Data to examine START

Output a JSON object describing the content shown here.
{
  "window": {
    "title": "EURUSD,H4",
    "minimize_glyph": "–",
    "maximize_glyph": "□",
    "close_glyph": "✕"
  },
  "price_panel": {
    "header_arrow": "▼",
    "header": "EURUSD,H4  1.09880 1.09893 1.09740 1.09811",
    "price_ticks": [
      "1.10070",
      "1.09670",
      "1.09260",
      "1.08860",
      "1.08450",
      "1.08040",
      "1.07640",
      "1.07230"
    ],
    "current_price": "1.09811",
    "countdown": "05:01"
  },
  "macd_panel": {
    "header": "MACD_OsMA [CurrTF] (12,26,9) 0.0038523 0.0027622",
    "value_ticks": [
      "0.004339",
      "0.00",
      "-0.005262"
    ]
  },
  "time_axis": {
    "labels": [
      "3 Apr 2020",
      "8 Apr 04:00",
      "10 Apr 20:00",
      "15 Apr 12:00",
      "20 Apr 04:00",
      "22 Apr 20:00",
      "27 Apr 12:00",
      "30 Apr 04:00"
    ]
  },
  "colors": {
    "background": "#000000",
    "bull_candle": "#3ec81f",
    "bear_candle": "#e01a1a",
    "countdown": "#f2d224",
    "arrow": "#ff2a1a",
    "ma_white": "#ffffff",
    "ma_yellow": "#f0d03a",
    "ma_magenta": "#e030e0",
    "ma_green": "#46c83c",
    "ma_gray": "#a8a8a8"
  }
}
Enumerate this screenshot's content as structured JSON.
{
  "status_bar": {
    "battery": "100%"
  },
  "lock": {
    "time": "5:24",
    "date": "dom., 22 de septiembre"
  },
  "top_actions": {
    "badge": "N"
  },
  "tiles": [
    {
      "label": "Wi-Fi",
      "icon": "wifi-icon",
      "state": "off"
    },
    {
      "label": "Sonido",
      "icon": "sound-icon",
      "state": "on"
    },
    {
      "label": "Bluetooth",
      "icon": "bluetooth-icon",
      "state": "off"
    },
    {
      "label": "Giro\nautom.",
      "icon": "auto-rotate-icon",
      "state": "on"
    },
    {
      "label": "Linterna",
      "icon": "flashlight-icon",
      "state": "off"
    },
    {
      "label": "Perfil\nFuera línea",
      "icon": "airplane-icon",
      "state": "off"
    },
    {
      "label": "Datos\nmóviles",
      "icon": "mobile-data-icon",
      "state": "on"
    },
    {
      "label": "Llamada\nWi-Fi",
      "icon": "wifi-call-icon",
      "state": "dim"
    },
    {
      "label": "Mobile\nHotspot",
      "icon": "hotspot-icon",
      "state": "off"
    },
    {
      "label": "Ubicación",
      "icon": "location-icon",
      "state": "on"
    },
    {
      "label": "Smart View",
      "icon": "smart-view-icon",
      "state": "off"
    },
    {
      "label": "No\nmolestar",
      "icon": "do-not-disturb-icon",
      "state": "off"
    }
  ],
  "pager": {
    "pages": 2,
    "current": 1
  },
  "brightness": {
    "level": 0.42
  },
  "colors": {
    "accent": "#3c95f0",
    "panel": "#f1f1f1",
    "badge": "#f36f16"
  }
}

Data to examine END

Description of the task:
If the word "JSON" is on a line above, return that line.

Solution to the exercise:
Output a JSON object describing the content shown here.
Enumerate this screenshot's content as structured JSON.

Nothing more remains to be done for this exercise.